According to US State Department sources cited by Kommersant, the Pentagon and the State Department had hoped to renew the program after its current deadline of 2013 expired.
The issue was highlighted during the latest Russian visit of a high-ranking delegation of the Congress, the State Department and the Pentagon led by former Senator Lugar.
The delegation achieved nothing – sources told Kommersant the delegation was told that Russia deemed the extension of the deal inexpedient.
“The Russian side announced that it no longer needs the US’s financial help and is itself capable of dealing with the tasks that fall within Nunn-Lugar’s framework,” an unnamed State Department official told Kommersant.
Michael McFaul, US Ambassador to Russia, was quoted by the Interfax news agency as saying that the United States was open to discussion “less discriminatory” policies for Nunn-Lugar.
“Our position is this,” said McFaul. “[Nunn-Lugar] is a very important program in the framework of which many important tasks are implemented. And we will continue. Maybe this will take a different form, but in essence, this cooperation will continue.”
The Russian Foreign Ministry official said Russia did not oppose such future cooperation so long as it excluded an agreement that gave both countries an equal footing.
The official told Kommersant that, ”The agreement is discriminatory toward Russia and does not take into account the changes that have occurred since the moment of its signing during the early 1990s, which were very difficult for our country.”
The Russian official added that another advantage of shutting the Nunn-Lugar program down was that it made America privy to too much “sensitive information” about Russia’s nuclear arsenal.

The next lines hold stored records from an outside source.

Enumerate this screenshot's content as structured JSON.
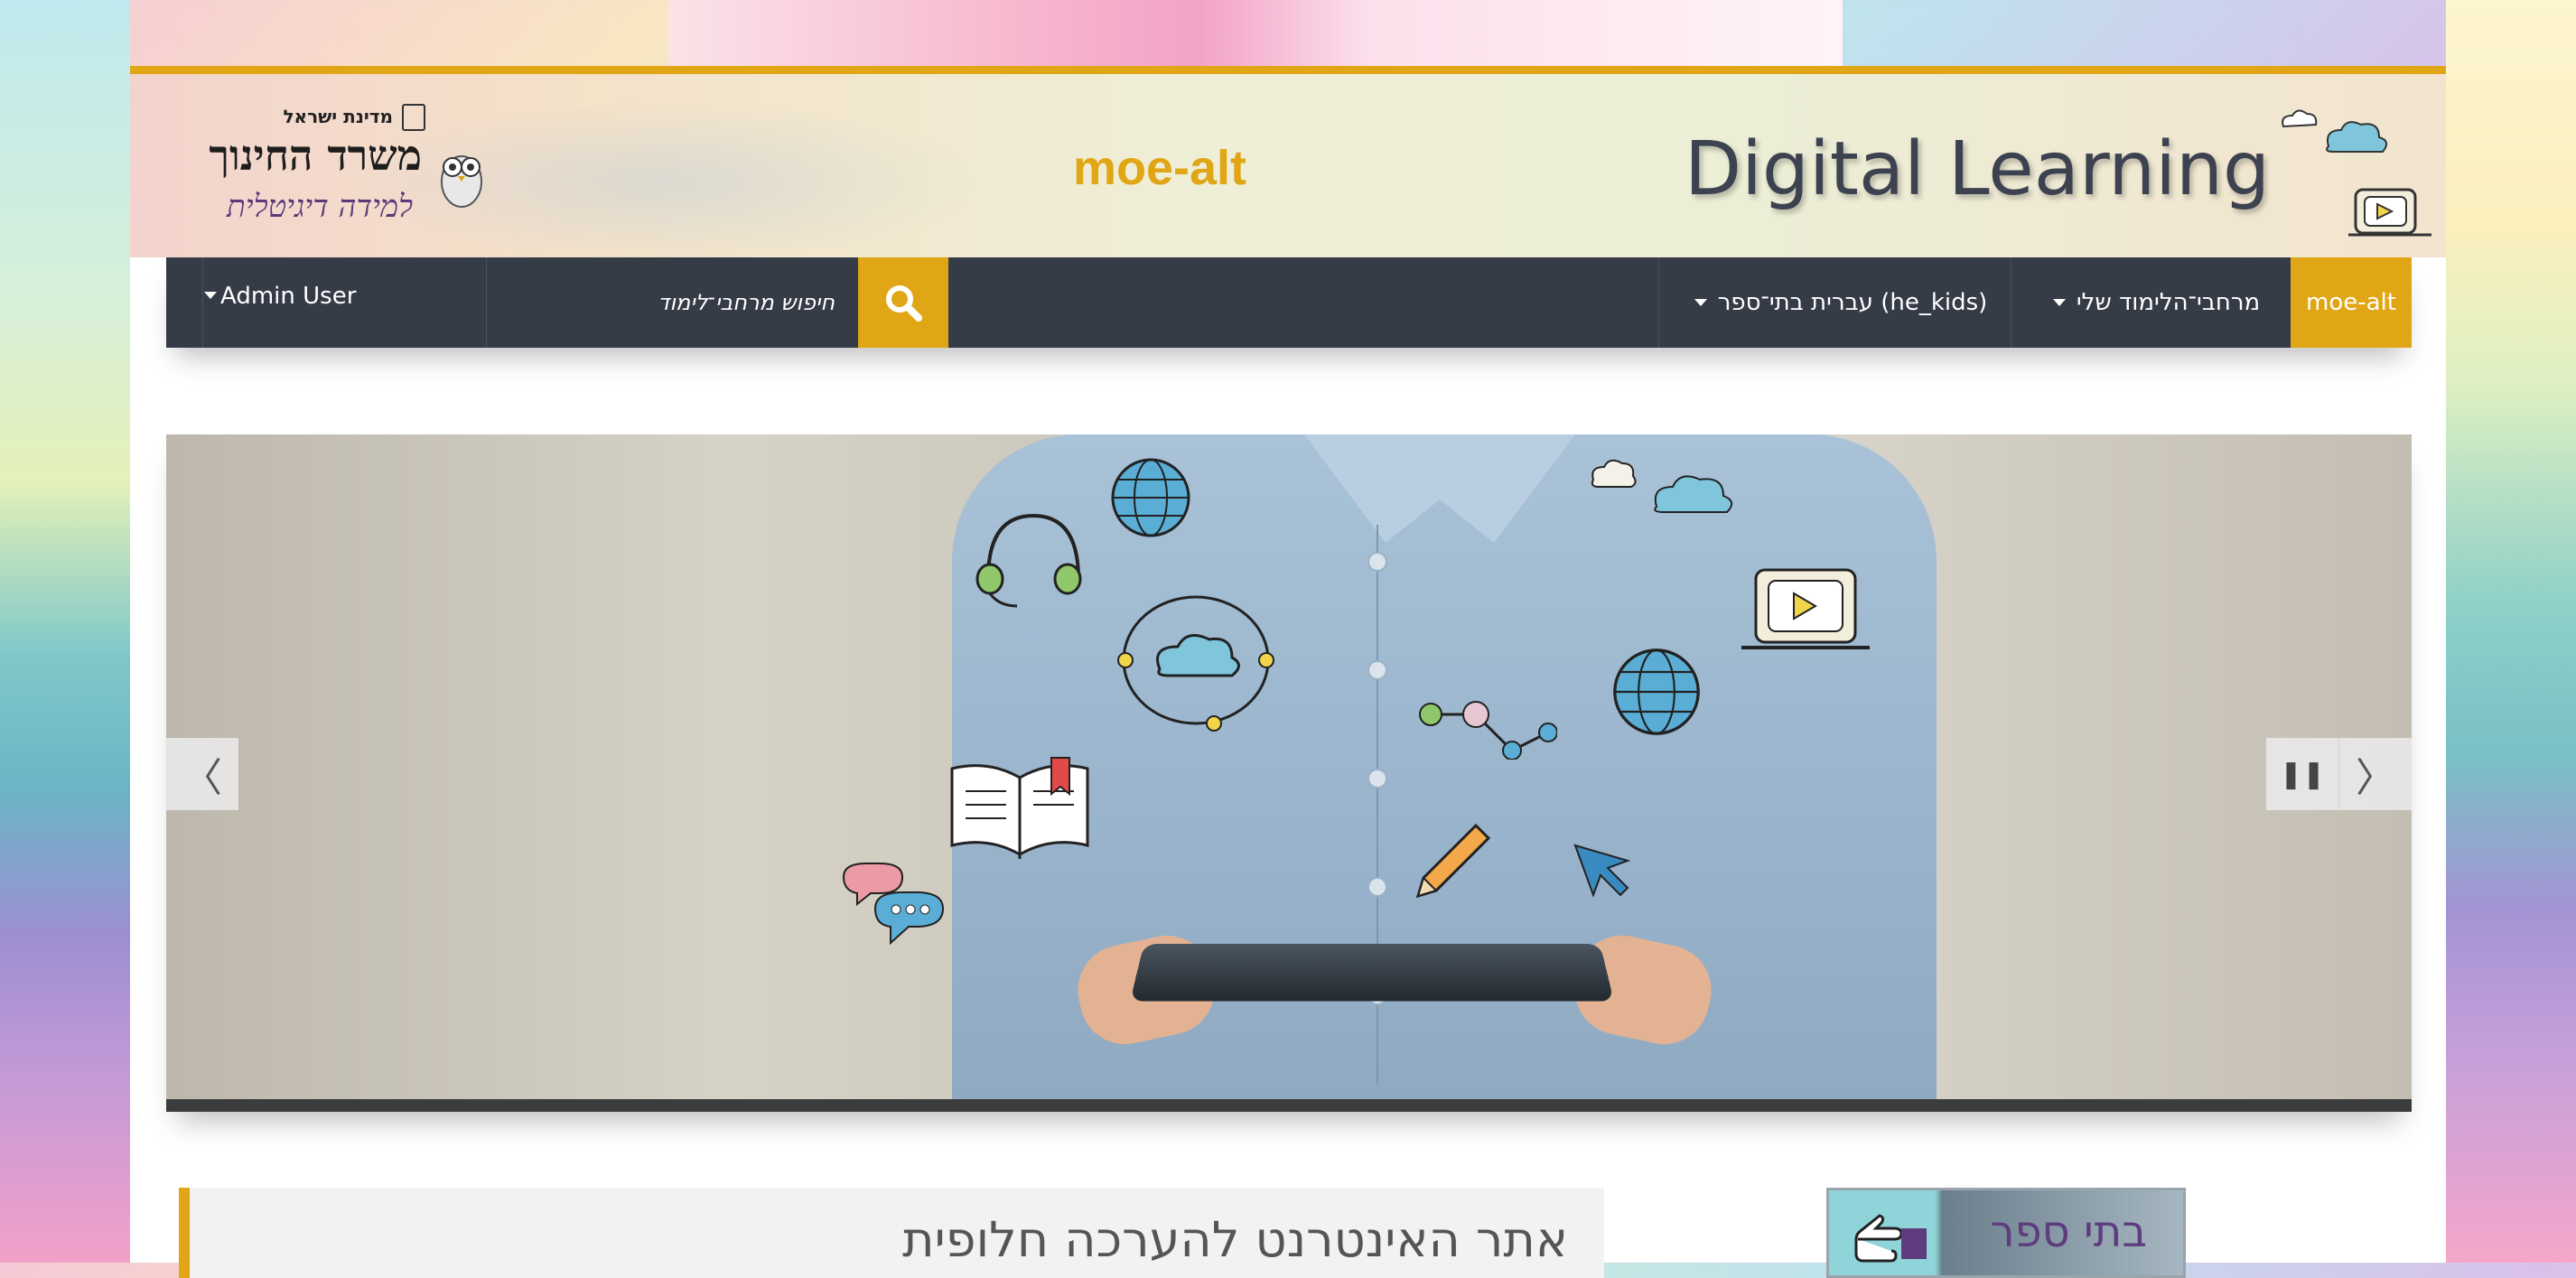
{
  "header": {
    "gov_label": "מדינת ישראל",
    "ministry_title": "משרד החינוך",
    "ministry_subtitle": "למידה דיגיטלית",
    "site_title": "moe-alt",
    "brand_title": "Digital Learning"
  },
  "nav": {
    "home_label": "moe-alt",
    "my_spaces_label": "מרחבי־הלימוד שלי",
    "language_label": "עברית בתי־ספר (he_kids)",
    "search_placeholder": "חיפוש מרחבי־לימוד",
    "user_label": "Admin User"
  },
  "slider": {
    "prev_symbol": "〈",
    "next_symbol": "〉",
    "pause_symbol": "❚❚"
  },
  "content": {
    "section_title": "אתר האינטרנט להערכה חלופית",
    "schools_label": "בתי ספר"
  },
  "colors": {
    "accent": "#e0a615",
    "nav_bg": "#353b47",
    "title_text": "#3d4250"
  },
  "icons": [
    "search-icon",
    "caret-down-icon",
    "chevron-left-icon",
    "chevron-right-icon",
    "pause-icon",
    "owl-icon",
    "gov-emblem-icon",
    "pointing-hand-icon"
  ]
}
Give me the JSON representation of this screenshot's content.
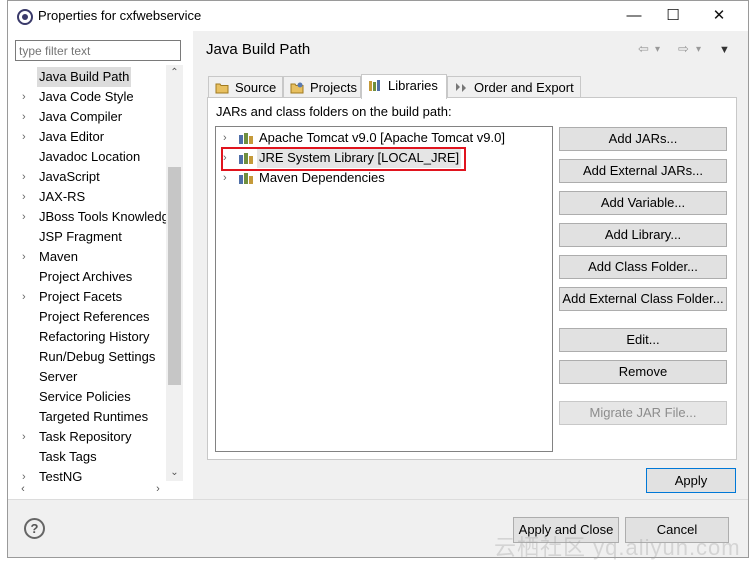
{
  "window": {
    "title": "Properties for cxfwebservice",
    "minimize": "—",
    "maximize": "☐",
    "close": "✕"
  },
  "filter": {
    "placeholder": "type filter text"
  },
  "tree": {
    "items": [
      {
        "label": "Java Build Path",
        "expandable": false,
        "selected": true
      },
      {
        "label": "Java Code Style",
        "expandable": true
      },
      {
        "label": "Java Compiler",
        "expandable": true
      },
      {
        "label": "Java Editor",
        "expandable": true
      },
      {
        "label": "Javadoc Location",
        "expandable": false
      },
      {
        "label": "JavaScript",
        "expandable": true
      },
      {
        "label": "JAX-RS",
        "expandable": true
      },
      {
        "label": "JBoss Tools Knowledge",
        "expandable": true
      },
      {
        "label": "JSP Fragment",
        "expandable": false
      },
      {
        "label": "Maven",
        "expandable": true
      },
      {
        "label": "Project Archives",
        "expandable": false
      },
      {
        "label": "Project Facets",
        "expandable": true
      },
      {
        "label": "Project References",
        "expandable": false
      },
      {
        "label": "Refactoring History",
        "expandable": false
      },
      {
        "label": "Run/Debug Settings",
        "expandable": false
      },
      {
        "label": "Server",
        "expandable": false
      },
      {
        "label": "Service Policies",
        "expandable": false
      },
      {
        "label": "Targeted Runtimes",
        "expandable": false
      },
      {
        "label": "Task Repository",
        "expandable": true
      },
      {
        "label": "Task Tags",
        "expandable": false
      },
      {
        "label": "TestNG",
        "expandable": true
      }
    ]
  },
  "page": {
    "title": "Java Build Path",
    "tabs": [
      {
        "label": "Source"
      },
      {
        "label": "Projects"
      },
      {
        "label": "Libraries",
        "active": true
      },
      {
        "label": "Order and Export"
      }
    ],
    "panel_label": "JARs and class folders on the build path:",
    "libraries": [
      {
        "label": "Apache Tomcat v9.0 [Apache Tomcat v9.0]"
      },
      {
        "label": "JRE System Library [LOCAL_JRE]"
      },
      {
        "label": "Maven Dependencies"
      }
    ],
    "buttons": {
      "add_jars": "Add JARs...",
      "add_external_jars": "Add External JARs...",
      "add_variable": "Add Variable...",
      "add_library": "Add Library...",
      "add_class_folder": "Add Class Folder...",
      "add_external_class_folder": "Add External Class Folder...",
      "edit": "Edit...",
      "remove": "Remove",
      "migrate_jar": "Migrate JAR File..."
    },
    "apply": "Apply"
  },
  "footer": {
    "help": "?",
    "apply_and_close": "Apply and Close",
    "cancel": "Cancel"
  },
  "watermark": "云栖社区 yq.aliyun.com",
  "colors": {
    "highlight": "#e0141e",
    "default_button_border": "#0078d7"
  }
}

The US State Department official took umbrage with that notion, saying that, “The essence of the program in the past years has boiled down to the US simply giving money to Russia,” but added that the program’s value lied in “joint evaluations of installations and studies, joint work toward liquidation and dismantlement, as well as working out measures to fortify safety of [weapons storage] installations.”
The program, participants on both the Russian and US side have told Bellona over several years, also helped foster an atmosphere of trust at a military level between the two Cold War foes.
The State Department source told Kommersant that ditching the program would lay vulnerable many more sites where Russia stores the remnants of its nuclear arsenal.
The Foreign Ministry, however, pushed back, telling the paper that the Global Partnership agreement arrived at in 2002 – under which G-8 nations agreed to furnish Russian with $20 billion over 10 years to clean up its Soviet nuclear legacy – was supplying ample security.
However, the Nunn-Lugar program has been since 2002 a major function of the US’s Global Partnership efforts. The former US government official who spoke with Bellona, however, did not put much stock in further Global Partnership initiatives, especially now that the program is reaching is decade expiration date.
“The Global Partnership is becoming just another forgotten G-8 footnote in history,” wrote the government official. Russia’s nuclear weapons could again become targets for nuclear predators.